The official portraits of former Presidents Bill Clinton and George W. Bush were removed from the Grand Foyer of the White House within the last week, aides told CNN, and replaced by those of two Republican presidents who served more than a century ago.
White House tradition calls for portraits of the most recent American presidents to be given the most prominent placement, in the entrance of the executive mansion, visible to guests during official events. That was the case through at least July 8, when President Donald Trump welcomed Mexican President Andrés Manuel López Obrador.
The two stood in the Cross Hall of the White House and made remarks, with the portraits of Clinton and Bush essentially looking on as they had been throughout Trump’s first term.But in the days after after that, the Clinton and Bush portraits were moved into the Old Family Dining Room, a small, rarely used room that is not seen by most visitors.
That places the paintings well outside of Trump’s vantage point in the White House. In their previous location, the pictures would have been seen daily as Trump descends the staircase from his third floor private residence or when he hosts events on the state floor of the White House. Now, they hang in a space used mainly for storing unused tablecloths and furniture.The White House did not immediately respond to a request for comment.
The portrait of former President Barack Obama is not expected to be unveiled for a formal ceremony during Trump’s first term, a sign of the bitter relationship between the 44th and 45th presidents. Trump has accused Obama of unsubstantiated and unspecified crimes, and has questioned whether Obama was born in the US for years.
Trump has — less frequently — similarly disparaged Bush and Clinton.
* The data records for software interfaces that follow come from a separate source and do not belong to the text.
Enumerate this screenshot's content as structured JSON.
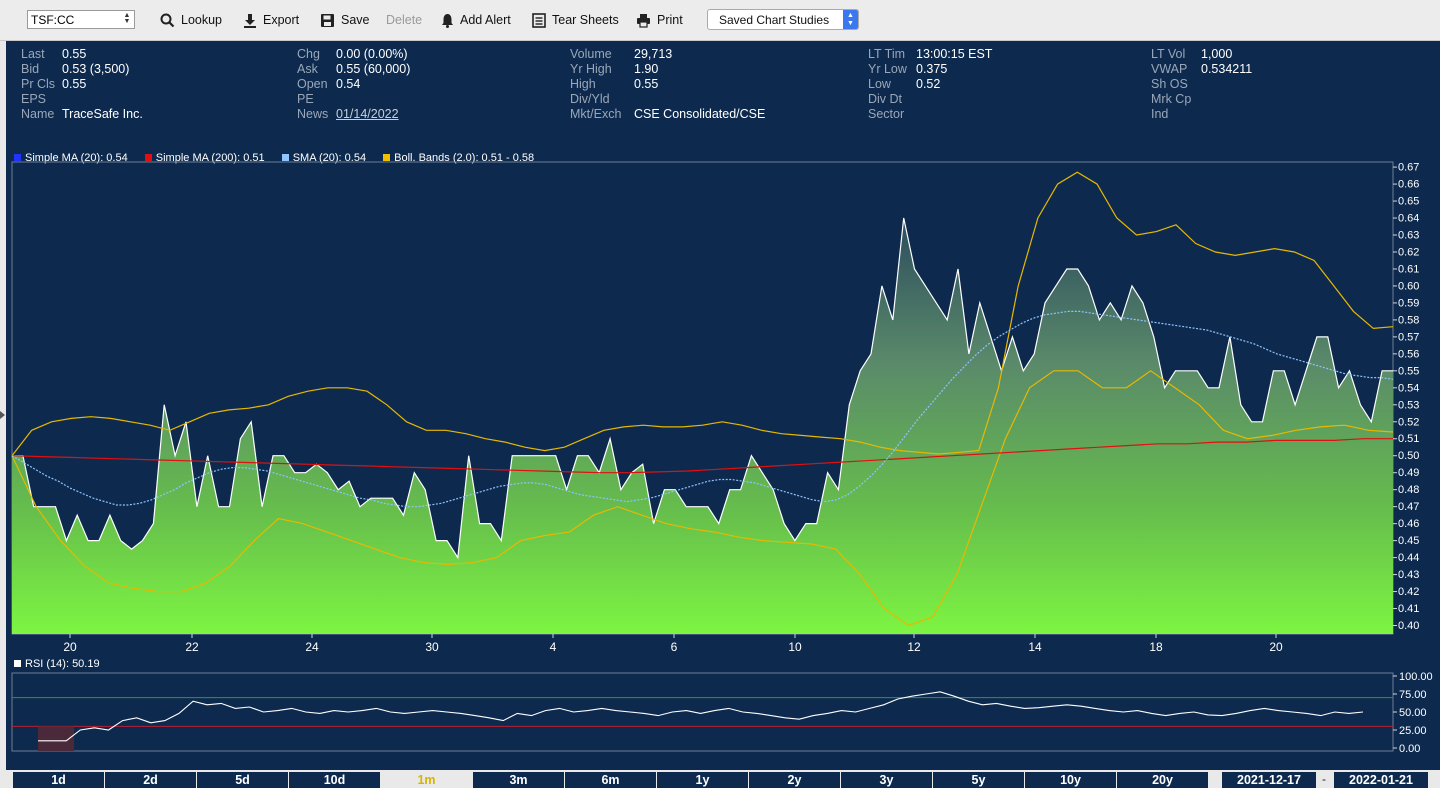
{
  "toolbar": {
    "symbol_value": "TSF:CC",
    "lookup_label": "Lookup",
    "export_label": "Export",
    "save_label": "Save",
    "delete_label": "Delete",
    "add_alert_label": "Add Alert",
    "tear_sheets_label": "Tear Sheets",
    "print_label": "Print",
    "saved_studies_label": "Saved Chart Studies"
  },
  "quote": {
    "col1": [
      {
        "k": "Last",
        "v": "0.55"
      },
      {
        "k": "Bid",
        "v": "0.53 (3,500)"
      },
      {
        "k": "Pr Cls",
        "v": "0.55"
      },
      {
        "k": "EPS",
        "v": ""
      },
      {
        "k": "Name",
        "v": "TraceSafe Inc."
      }
    ],
    "col2": [
      {
        "k": "Chg",
        "v": "0.00 (0.00%)"
      },
      {
        "k": "Ask",
        "v": "0.55 (60,000)"
      },
      {
        "k": "Open",
        "v": "0.54"
      },
      {
        "k": "PE",
        "v": ""
      },
      {
        "k": "News",
        "v": "01/14/2022"
      }
    ],
    "col3": [
      {
        "k": "Volume",
        "v": "29,713"
      },
      {
        "k": "Yr High",
        "v": "1.90"
      },
      {
        "k": "High",
        "v": "0.55"
      },
      {
        "k": "Div/Yld",
        "v": ""
      },
      {
        "k": "Mkt/Exch",
        "v": "CSE Consolidated/CSE"
      }
    ],
    "col4": [
      {
        "k": "LT Tim",
        "v": "13:00:15 EST"
      },
      {
        "k": "Yr Low",
        "v": "0.375"
      },
      {
        "k": "Low",
        "v": "0.52"
      },
      {
        "k": "Div Dt",
        "v": ""
      },
      {
        "k": "Sector",
        "v": ""
      }
    ],
    "col5": [
      {
        "k": "LT Vol",
        "v": "1,000"
      },
      {
        "k": "VWAP",
        "v": "0.534211"
      },
      {
        "k": "Sh OS",
        "v": ""
      },
      {
        "k": "Mrk Cp",
        "v": ""
      },
      {
        "k": "Ind",
        "v": ""
      }
    ]
  },
  "legend": [
    {
      "label": "Simple MA (20): 0.54",
      "color": "#2233ff"
    },
    {
      "label": "Simple MA (200): 0.51",
      "color": "#e01010"
    },
    {
      "label": "SMA (20): 0.54",
      "color": "#8fc3ff"
    },
    {
      "label": "Boll. Bands (2.0): 0.51 - 0.58",
      "color": "#f0c000"
    }
  ],
  "rsi_label": "RSI (14): 50.19",
  "ranges": [
    "1d",
    "2d",
    "5d",
    "10d",
    "1m",
    "3m",
    "6m",
    "1y",
    "2y",
    "3y",
    "5y",
    "10y",
    "20y"
  ],
  "active_range": "1m",
  "date_from": "2021-12-17",
  "date_sep": "-",
  "date_to": "2022-01-21",
  "chart_data": {
    "type": "area",
    "ylim": [
      0.395,
      0.673
    ],
    "yticks": [
      "0.67",
      "0.66",
      "0.65",
      "0.64",
      "0.63",
      "0.62",
      "0.61",
      "0.60",
      "0.59",
      "0.58",
      "0.57",
      "0.56",
      "0.55",
      "0.54",
      "0.53",
      "0.52",
      "0.51",
      "0.50",
      "0.49",
      "0.48",
      "0.47",
      "0.46",
      "0.45",
      "0.44",
      "0.43",
      "0.42",
      "0.41",
      "0.40"
    ],
    "xticks": [
      "20",
      "22",
      "24",
      "30",
      "4",
      "6",
      "10",
      "12",
      "14",
      "18",
      "20"
    ],
    "price": [
      0.5,
      0.5,
      0.47,
      0.47,
      0.47,
      0.45,
      0.465,
      0.45,
      0.45,
      0.465,
      0.45,
      0.445,
      0.45,
      0.46,
      0.53,
      0.5,
      0.52,
      0.47,
      0.5,
      0.47,
      0.47,
      0.51,
      0.52,
      0.47,
      0.5,
      0.5,
      0.49,
      0.49,
      0.495,
      0.49,
      0.48,
      0.485,
      0.47,
      0.475,
      0.475,
      0.475,
      0.465,
      0.49,
      0.48,
      0.45,
      0.45,
      0.44,
      0.5,
      0.46,
      0.46,
      0.45,
      0.5,
      0.5,
      0.5,
      0.5,
      0.5,
      0.48,
      0.5,
      0.5,
      0.49,
      0.51,
      0.48,
      0.49,
      0.495,
      0.46,
      0.48,
      0.48,
      0.47,
      0.47,
      0.47,
      0.46,
      0.48,
      0.48,
      0.5,
      0.49,
      0.48,
      0.46,
      0.45,
      0.46,
      0.46,
      0.49,
      0.48,
      0.53,
      0.55,
      0.56,
      0.6,
      0.58,
      0.64,
      0.61,
      0.6,
      0.59,
      0.58,
      0.61,
      0.56,
      0.59,
      0.57,
      0.55,
      0.57,
      0.55,
      0.56,
      0.59,
      0.6,
      0.61,
      0.61,
      0.6,
      0.58,
      0.59,
      0.58,
      0.6,
      0.59,
      0.57,
      0.54,
      0.55,
      0.55,
      0.55,
      0.54,
      0.54,
      0.57,
      0.53,
      0.52,
      0.52,
      0.55,
      0.55,
      0.53,
      0.55,
      0.57,
      0.57,
      0.54,
      0.55,
      0.53,
      0.52,
      0.55,
      0.55
    ],
    "sma20": [
      0.5,
      0.496,
      0.492,
      0.488,
      0.485,
      0.481,
      0.478,
      0.475,
      0.473,
      0.471,
      0.471,
      0.472,
      0.474,
      0.477,
      0.48,
      0.484,
      0.487,
      0.49,
      0.492,
      0.493,
      0.493,
      0.492,
      0.491,
      0.489,
      0.487,
      0.485,
      0.483,
      0.481,
      0.479,
      0.477,
      0.475,
      0.474,
      0.472,
      0.471,
      0.47,
      0.47,
      0.471,
      0.472,
      0.474,
      0.476,
      0.478,
      0.48,
      0.482,
      0.483,
      0.484,
      0.484,
      0.483,
      0.481,
      0.479,
      0.477,
      0.476,
      0.475,
      0.474,
      0.473,
      0.474,
      0.475,
      0.477,
      0.479,
      0.481,
      0.483,
      0.485,
      0.486,
      0.486,
      0.485,
      0.484,
      0.482,
      0.48,
      0.478,
      0.476,
      0.474,
      0.473,
      0.474,
      0.477,
      0.482,
      0.488,
      0.495,
      0.503,
      0.512,
      0.521,
      0.529,
      0.537,
      0.545,
      0.552,
      0.559,
      0.565,
      0.57,
      0.574,
      0.578,
      0.581,
      0.583,
      0.584,
      0.585,
      0.585,
      0.584,
      0.583,
      0.582,
      0.581,
      0.58,
      0.579,
      0.578,
      0.577,
      0.576,
      0.575,
      0.574,
      0.572,
      0.57,
      0.568,
      0.566,
      0.563,
      0.56,
      0.558,
      0.556,
      0.554,
      0.552,
      0.55,
      0.548,
      0.547,
      0.546,
      0.546,
      0.545
    ],
    "sma200": [
      0.5,
      0.4995,
      0.499,
      0.4985,
      0.498,
      0.4975,
      0.497,
      0.4965,
      0.496,
      0.4955,
      0.495,
      0.4945,
      0.494,
      0.4935,
      0.493,
      0.4925,
      0.492,
      0.4915,
      0.491,
      0.4905,
      0.49,
      0.49,
      0.4905,
      0.491,
      0.492,
      0.493,
      0.494,
      0.495,
      0.496,
      0.497,
      0.498,
      0.499,
      0.5,
      0.501,
      0.502,
      0.503,
      0.504,
      0.505,
      0.506,
      0.507,
      0.507,
      0.508,
      0.508,
      0.509,
      0.509,
      0.509,
      0.51,
      0.51
    ],
    "bb_upper": [
      0.5,
      0.515,
      0.52,
      0.522,
      0.523,
      0.522,
      0.52,
      0.518,
      0.515,
      0.52,
      0.525,
      0.527,
      0.528,
      0.53,
      0.535,
      0.538,
      0.54,
      0.54,
      0.538,
      0.53,
      0.52,
      0.515,
      0.515,
      0.513,
      0.51,
      0.508,
      0.505,
      0.503,
      0.505,
      0.51,
      0.515,
      0.517,
      0.518,
      0.517,
      0.517,
      0.518,
      0.52,
      0.518,
      0.515,
      0.513,
      0.512,
      0.511,
      0.51,
      0.508,
      0.505,
      0.503,
      0.502,
      0.501,
      0.502,
      0.503,
      0.54,
      0.6,
      0.64,
      0.66,
      0.667,
      0.66,
      0.64,
      0.63,
      0.632,
      0.636,
      0.625,
      0.62,
      0.618,
      0.62,
      0.622,
      0.62,
      0.615,
      0.6,
      0.585,
      0.575,
      0.576
    ],
    "bb_lower": [
      0.5,
      0.47,
      0.45,
      0.435,
      0.425,
      0.422,
      0.42,
      0.42,
      0.425,
      0.435,
      0.45,
      0.463,
      0.46,
      0.455,
      0.45,
      0.445,
      0.44,
      0.437,
      0.436,
      0.437,
      0.44,
      0.45,
      0.453,
      0.455,
      0.465,
      0.47,
      0.465,
      0.46,
      0.457,
      0.455,
      0.452,
      0.45,
      0.449,
      0.448,
      0.445,
      0.43,
      0.41,
      0.4,
      0.405,
      0.43,
      0.47,
      0.51,
      0.54,
      0.55,
      0.55,
      0.54,
      0.54,
      0.55,
      0.54,
      0.53,
      0.515,
      0.51,
      0.512,
      0.515,
      0.517,
      0.518,
      0.515,
      0.514
    ],
    "rsi": {
      "yticks": [
        "100.00",
        "75.00",
        "50.00",
        "25.00",
        "0.00"
      ],
      "ylim": [
        0,
        100
      ],
      "overbought": 70,
      "oversold": 30,
      "values": [
        10,
        10,
        10,
        25,
        28,
        25,
        38,
        42,
        35,
        38,
        48,
        65,
        60,
        62,
        55,
        57,
        50,
        52,
        55,
        50,
        48,
        52,
        50,
        52,
        55,
        50,
        48,
        50,
        52,
        50,
        48,
        45,
        42,
        38,
        48,
        45,
        52,
        55,
        50,
        52,
        55,
        52,
        50,
        48,
        45,
        50,
        52,
        48,
        52,
        55,
        50,
        48,
        45,
        42,
        40,
        45,
        48,
        52,
        50,
        55,
        60,
        68,
        72,
        75,
        78,
        72,
        65,
        60,
        62,
        58,
        55,
        56,
        58,
        60,
        58,
        55,
        52,
        50,
        52,
        48,
        45,
        48,
        50,
        46,
        45,
        48,
        52,
        55,
        52,
        50,
        48,
        45,
        50,
        48,
        50
      ]
    }
  }
}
In his book, former Trump national security adviser John Bolton wrote Trump “despised” both Bush presidents, and people familiar with the conversations say Trump has lambasted George W. Bush as “stupid.” Trump has similarly castigated Clinton, the husband of his 2016 presidential rival, Hillary Clinton, and suggested he was a bad president.Trump has not spoken to either man extensively as president, though he did greet them both in person during the funeral of George H.W. Bush in December 2018
.The Bush portrait has been replaced by that of William McKinley, the nation’s 25th president, who was assassinated in 1901, and the Clinton portrait has been replaced by one of Theodore Roosevelt, who succeeded McKinley, three people who have seen the portraits this week tell CNN.